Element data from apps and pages
====

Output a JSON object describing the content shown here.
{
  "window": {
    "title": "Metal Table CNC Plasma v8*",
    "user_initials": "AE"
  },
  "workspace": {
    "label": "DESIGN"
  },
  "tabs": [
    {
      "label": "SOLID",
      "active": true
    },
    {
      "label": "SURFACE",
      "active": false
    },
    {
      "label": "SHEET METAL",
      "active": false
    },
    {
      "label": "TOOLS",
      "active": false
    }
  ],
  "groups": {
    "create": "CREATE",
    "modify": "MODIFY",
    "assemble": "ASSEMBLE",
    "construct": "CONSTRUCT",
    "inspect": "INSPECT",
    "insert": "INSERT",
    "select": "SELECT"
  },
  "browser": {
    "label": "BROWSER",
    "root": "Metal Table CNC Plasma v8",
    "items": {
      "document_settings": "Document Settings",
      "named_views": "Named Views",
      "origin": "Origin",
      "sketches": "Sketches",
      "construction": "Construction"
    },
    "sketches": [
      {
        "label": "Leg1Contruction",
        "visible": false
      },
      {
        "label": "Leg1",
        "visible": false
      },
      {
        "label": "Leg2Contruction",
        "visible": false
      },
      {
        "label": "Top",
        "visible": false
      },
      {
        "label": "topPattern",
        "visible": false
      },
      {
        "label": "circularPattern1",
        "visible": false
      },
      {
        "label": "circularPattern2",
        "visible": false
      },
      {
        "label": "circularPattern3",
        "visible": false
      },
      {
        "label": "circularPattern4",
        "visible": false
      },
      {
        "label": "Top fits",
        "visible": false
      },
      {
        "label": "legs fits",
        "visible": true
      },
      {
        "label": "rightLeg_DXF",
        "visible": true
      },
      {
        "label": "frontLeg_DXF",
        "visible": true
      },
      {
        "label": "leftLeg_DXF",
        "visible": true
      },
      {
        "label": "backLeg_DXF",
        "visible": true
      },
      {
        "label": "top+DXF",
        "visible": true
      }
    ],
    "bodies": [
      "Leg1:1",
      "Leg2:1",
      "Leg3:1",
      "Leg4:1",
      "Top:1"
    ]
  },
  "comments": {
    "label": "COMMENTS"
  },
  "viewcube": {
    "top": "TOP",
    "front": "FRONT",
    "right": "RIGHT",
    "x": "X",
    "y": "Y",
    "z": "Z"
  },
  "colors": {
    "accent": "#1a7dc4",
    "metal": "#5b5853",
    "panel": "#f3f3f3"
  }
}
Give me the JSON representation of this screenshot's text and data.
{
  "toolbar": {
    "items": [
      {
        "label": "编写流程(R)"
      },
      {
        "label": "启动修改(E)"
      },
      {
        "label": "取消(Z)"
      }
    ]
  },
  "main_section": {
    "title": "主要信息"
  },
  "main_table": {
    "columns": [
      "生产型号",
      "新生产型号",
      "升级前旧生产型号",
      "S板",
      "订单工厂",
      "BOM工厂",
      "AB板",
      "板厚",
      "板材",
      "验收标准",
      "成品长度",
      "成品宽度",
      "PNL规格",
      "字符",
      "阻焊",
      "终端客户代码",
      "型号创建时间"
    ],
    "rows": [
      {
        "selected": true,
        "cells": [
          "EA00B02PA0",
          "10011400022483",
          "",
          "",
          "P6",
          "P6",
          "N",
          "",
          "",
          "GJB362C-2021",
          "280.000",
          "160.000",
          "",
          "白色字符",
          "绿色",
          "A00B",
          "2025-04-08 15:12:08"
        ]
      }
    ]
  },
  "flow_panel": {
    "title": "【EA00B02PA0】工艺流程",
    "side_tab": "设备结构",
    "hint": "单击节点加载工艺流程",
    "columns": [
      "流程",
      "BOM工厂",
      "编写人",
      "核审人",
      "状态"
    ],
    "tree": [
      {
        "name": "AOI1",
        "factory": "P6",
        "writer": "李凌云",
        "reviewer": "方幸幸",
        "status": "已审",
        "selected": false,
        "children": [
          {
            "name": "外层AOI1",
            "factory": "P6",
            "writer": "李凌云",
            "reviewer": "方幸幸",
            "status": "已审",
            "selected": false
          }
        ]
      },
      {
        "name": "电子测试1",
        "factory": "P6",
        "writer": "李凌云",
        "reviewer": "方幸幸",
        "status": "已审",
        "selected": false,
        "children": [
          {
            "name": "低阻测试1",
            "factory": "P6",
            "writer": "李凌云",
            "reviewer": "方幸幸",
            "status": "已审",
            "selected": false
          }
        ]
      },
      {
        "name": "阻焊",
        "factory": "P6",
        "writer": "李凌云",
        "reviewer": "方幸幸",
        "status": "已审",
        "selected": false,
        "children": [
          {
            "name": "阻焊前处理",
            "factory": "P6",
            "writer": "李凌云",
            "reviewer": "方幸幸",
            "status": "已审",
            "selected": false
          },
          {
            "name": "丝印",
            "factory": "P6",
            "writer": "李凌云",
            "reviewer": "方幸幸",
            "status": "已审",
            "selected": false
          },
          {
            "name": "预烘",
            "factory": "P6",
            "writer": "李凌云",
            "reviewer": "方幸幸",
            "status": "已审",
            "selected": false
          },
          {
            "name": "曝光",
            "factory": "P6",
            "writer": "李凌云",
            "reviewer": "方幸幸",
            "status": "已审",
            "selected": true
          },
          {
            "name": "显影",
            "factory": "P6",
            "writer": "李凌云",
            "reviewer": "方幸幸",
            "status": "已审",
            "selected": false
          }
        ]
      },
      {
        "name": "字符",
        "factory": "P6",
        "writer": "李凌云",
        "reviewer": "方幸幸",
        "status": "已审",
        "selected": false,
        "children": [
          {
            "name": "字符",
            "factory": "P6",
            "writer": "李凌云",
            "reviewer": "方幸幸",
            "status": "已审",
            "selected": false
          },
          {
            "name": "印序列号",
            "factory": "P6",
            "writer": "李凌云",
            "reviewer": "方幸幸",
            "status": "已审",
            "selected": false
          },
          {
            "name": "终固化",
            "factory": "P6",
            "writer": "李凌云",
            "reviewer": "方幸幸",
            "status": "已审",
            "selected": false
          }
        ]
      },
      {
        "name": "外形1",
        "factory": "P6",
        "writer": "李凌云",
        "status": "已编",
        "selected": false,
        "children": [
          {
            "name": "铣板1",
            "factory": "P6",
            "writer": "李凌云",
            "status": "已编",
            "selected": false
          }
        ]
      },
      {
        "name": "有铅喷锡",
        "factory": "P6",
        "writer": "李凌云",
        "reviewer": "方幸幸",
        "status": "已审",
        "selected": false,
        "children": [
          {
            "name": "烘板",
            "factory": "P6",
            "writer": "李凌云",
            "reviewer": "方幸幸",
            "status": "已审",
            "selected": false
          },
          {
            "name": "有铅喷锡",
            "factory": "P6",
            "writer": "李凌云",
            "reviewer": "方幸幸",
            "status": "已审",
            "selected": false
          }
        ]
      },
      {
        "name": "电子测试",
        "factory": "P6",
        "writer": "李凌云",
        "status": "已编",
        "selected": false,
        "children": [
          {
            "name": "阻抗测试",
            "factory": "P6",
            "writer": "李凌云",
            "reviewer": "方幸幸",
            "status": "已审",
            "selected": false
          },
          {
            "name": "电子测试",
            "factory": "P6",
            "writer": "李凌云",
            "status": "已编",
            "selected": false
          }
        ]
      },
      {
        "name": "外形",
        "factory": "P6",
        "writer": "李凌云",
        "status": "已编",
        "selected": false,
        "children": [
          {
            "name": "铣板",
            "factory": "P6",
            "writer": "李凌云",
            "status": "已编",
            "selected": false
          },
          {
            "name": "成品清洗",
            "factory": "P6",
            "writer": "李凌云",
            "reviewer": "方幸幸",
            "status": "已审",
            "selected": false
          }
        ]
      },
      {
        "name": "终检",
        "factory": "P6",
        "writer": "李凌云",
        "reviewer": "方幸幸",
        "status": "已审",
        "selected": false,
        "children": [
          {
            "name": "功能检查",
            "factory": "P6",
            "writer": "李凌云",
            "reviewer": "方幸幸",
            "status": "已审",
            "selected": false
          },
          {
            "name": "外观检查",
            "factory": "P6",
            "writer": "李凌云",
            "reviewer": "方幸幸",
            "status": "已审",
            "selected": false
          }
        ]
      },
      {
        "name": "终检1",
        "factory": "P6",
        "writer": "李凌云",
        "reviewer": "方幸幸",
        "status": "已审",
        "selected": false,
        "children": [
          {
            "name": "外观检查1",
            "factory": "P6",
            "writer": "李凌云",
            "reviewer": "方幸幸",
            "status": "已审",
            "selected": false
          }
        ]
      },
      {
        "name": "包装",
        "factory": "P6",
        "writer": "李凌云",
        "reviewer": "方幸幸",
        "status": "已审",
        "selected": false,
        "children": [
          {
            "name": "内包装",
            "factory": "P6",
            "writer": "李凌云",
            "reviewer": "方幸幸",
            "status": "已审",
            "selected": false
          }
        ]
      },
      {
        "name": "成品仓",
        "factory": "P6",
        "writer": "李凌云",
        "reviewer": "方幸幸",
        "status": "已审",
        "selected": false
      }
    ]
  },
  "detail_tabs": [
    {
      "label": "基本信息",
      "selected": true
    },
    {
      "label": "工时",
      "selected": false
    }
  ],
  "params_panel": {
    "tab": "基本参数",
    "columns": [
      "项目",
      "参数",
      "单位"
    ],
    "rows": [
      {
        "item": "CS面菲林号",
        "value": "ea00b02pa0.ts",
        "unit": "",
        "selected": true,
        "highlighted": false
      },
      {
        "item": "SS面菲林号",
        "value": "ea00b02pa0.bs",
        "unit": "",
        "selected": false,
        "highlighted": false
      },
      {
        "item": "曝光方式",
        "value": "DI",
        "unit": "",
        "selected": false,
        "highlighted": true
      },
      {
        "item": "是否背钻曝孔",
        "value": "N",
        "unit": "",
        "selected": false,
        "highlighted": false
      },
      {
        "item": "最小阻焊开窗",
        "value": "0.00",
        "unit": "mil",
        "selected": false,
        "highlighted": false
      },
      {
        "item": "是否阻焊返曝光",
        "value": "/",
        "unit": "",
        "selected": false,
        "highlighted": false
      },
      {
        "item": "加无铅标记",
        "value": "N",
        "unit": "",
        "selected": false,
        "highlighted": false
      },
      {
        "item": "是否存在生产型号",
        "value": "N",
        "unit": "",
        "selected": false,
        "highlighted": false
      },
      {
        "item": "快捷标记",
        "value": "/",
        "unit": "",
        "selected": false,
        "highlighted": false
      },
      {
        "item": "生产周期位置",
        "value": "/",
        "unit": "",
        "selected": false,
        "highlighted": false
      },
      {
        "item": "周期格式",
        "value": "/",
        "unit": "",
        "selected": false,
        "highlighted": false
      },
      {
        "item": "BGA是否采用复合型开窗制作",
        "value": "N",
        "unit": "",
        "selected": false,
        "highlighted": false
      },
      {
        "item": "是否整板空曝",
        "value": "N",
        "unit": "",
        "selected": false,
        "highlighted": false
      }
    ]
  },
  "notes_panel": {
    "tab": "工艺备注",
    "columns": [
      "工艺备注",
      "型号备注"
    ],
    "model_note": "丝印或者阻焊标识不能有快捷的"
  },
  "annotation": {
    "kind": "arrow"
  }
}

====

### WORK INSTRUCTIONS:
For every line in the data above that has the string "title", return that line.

### WRITTEN ANSWER:
    "title": "Metal Table CNC Plasma v8*",
    "title": "主要信息"
    "title": "【EA00B02PA0】工艺流程",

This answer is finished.